Note: This post has been updated.
In 1989, Randy Pierce was fresh out of college, living in southern New Hampshire and working happily as a computer hardware designer. One day in fencing class, his instructor noticed that his blind spot was oddly enlarged. You need to go to the doctor, the instructor said. Today.
A neurological disease was attacking Pierce’s optic nerve. Within two weeks he had lost all the sight in his right eye, and half the sight in his left. In the following years, he lost the last remnants of his sight, and damage to his cerebellum destroyed his balance, landing him in a wheelchair.
On Monday, he ran the Boston Marathon.

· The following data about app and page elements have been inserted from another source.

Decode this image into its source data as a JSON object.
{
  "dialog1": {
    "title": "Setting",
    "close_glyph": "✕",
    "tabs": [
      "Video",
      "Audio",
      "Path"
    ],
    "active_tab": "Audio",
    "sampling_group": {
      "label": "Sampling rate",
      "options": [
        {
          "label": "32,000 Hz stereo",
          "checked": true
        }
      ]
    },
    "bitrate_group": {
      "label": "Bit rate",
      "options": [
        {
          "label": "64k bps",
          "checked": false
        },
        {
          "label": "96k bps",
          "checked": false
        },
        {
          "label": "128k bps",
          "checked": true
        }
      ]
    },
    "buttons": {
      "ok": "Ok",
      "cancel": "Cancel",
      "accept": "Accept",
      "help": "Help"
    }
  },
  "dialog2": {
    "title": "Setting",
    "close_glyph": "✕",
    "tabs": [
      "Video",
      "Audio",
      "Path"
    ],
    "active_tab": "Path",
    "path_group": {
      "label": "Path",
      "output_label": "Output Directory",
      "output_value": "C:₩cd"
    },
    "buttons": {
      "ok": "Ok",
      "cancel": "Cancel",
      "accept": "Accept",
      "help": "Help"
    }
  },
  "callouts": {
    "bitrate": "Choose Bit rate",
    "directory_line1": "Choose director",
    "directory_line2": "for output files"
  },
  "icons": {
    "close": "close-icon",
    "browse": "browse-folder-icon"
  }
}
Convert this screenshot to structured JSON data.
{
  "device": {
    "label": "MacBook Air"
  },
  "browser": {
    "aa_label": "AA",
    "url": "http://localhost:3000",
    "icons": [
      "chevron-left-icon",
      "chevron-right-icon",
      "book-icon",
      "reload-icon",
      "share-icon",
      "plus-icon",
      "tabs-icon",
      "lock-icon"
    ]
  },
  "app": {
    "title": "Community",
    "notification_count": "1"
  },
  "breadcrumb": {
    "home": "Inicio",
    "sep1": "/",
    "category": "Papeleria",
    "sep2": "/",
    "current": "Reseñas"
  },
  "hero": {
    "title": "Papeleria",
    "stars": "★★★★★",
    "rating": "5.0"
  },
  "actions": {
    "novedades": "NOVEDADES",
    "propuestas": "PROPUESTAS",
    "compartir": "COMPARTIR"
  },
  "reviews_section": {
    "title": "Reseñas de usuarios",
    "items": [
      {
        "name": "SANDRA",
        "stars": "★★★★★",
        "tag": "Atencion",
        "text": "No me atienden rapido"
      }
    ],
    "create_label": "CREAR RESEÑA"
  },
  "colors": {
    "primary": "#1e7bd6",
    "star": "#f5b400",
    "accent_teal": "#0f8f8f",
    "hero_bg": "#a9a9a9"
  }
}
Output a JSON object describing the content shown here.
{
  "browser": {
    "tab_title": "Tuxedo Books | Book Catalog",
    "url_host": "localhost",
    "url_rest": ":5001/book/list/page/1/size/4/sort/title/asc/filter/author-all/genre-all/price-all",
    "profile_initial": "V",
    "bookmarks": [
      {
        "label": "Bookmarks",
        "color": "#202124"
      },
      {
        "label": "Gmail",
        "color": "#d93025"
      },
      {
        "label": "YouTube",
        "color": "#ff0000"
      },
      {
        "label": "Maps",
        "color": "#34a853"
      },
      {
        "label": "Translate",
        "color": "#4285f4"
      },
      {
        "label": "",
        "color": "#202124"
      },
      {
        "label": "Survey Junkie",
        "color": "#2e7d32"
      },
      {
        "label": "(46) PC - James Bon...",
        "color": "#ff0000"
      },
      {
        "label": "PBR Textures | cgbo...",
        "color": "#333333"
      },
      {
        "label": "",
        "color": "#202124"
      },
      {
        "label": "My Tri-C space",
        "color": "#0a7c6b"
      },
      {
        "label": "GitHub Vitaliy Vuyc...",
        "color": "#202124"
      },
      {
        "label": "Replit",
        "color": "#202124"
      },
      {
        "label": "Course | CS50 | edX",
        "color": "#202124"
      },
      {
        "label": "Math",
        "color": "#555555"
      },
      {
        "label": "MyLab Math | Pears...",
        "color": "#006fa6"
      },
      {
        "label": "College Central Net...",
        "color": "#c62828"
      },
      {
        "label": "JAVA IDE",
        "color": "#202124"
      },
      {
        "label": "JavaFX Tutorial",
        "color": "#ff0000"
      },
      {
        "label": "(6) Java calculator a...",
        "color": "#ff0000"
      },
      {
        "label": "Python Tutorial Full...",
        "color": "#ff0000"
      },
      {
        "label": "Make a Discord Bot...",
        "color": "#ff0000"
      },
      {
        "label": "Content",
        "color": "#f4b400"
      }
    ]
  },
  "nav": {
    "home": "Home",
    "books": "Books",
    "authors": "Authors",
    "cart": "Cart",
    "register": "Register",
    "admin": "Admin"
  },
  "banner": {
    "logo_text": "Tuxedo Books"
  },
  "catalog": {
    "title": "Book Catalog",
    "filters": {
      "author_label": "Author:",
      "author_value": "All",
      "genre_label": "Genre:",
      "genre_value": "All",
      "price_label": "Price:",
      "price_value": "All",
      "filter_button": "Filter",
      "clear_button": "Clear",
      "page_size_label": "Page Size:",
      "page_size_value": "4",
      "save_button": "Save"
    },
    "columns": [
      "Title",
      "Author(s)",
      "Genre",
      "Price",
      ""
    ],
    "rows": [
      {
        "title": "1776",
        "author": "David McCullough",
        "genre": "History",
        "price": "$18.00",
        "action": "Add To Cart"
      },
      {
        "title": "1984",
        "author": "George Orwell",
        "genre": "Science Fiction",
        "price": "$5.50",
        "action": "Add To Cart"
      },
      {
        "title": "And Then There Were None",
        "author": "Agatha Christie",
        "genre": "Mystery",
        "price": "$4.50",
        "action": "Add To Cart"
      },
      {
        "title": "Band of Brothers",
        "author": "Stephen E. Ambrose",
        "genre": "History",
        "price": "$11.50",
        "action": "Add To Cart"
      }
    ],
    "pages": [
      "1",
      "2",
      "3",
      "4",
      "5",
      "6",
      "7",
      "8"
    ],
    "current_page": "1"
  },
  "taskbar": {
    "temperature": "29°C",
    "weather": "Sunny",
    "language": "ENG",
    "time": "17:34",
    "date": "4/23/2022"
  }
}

And he turned in a personal marathon best: 3 hours, 50 minutes and 37 seconds for the 26.2-mile course.
Pierce, 48, ran on Team With A Vision, which supports the Massachusetts Association for the Blind and Visually Impaired. He ran to raise money — and to make a point, about what he calls “ability awareness.”
“I have a disability — I can’t see,” he says. “We all have disabilities, things that we can’t do. I think it’s so much more important to put the focus of our lives on things we can do. And if something is important enough to you, I say anything is possible, you’re just going to have to problem-solve and persevere to get there.”
An example of problem-solving: Last year, Pierce became the first blind American to complete a Tough Mudder obstacle course, and last month he repeated the feat. (See the video below.)
From a platform 25 feet high, he had to leap out about 8 feet, grab a T-shaped, trapeze-like bar, swing farther out and release his grip at just the right moment to hit a remote hanging bell before plunging down into the muddy water below. He used his cane to feel for where the T-bar was, to form a mental image of it, and friends’ descriptions of where the bell was hanging.
The crowd went wild.
“You know, those are just moments — every one of those people out there would have told you this is impossible. Now they won’t,” Pierce says. “They’ll believe me when I say everything’s possible — or they’ll believe in themselves, which is the more important part.”
As for the perseverance Pierce talks about, he used it to fight his way out of the wheelchair that he occupied “for one year, eight months and 21 days — which tells you how I feel about it. Pretty challenging.”
Pierce’s wife, Tracy, says that somehow, his struggles and losses led him to adopt the supremely positive attitude that uplifts him now. Continue reading